_PROMPT:_ Return each line of the data below that contains the string "JSON".

---- INFORMATION GIVEN

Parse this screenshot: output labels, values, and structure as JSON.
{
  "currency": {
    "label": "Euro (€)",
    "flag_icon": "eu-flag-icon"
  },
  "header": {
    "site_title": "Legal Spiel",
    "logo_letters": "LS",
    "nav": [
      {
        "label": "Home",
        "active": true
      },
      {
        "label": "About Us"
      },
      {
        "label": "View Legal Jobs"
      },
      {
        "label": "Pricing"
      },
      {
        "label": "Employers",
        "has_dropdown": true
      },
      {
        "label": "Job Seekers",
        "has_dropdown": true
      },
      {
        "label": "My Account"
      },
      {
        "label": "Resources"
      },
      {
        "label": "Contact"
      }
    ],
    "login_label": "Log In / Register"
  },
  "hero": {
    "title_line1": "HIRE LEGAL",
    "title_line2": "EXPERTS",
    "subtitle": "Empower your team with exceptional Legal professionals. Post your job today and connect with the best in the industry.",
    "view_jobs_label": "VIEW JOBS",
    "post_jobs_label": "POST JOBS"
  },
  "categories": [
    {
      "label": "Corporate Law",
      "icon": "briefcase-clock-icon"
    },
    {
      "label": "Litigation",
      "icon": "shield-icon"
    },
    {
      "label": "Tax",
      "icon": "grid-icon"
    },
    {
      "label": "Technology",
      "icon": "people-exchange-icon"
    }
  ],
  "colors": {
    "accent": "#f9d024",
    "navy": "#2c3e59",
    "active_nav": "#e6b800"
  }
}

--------
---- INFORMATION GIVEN

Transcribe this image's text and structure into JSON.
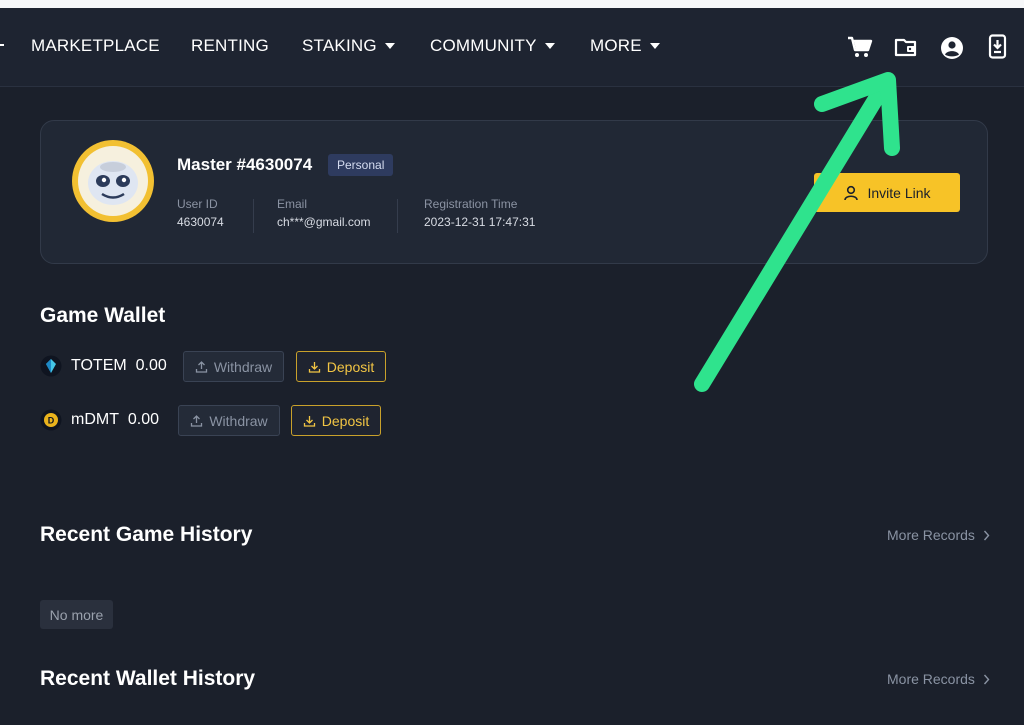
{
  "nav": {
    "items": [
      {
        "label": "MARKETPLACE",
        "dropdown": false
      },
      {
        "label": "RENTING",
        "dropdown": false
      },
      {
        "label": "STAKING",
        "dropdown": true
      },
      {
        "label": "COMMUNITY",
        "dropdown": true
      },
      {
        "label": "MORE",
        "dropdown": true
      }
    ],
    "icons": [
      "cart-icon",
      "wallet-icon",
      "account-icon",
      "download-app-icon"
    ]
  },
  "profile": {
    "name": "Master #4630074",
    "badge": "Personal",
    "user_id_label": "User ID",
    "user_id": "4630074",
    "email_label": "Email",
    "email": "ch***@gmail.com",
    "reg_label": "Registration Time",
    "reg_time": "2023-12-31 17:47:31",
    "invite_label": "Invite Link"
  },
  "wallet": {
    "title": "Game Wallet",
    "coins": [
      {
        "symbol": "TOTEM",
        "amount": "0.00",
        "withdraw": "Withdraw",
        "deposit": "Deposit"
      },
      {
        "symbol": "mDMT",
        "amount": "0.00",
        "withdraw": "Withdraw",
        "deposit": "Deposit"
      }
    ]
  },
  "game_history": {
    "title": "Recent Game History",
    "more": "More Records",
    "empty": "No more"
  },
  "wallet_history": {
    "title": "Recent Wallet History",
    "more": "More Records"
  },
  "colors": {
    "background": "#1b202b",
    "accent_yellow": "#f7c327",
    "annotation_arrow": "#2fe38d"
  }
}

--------

_COMPLETED TASK:_
Parse this screenshot: output labels, values, and structure as JSON.
Transcribe this image's text and structure into JSON.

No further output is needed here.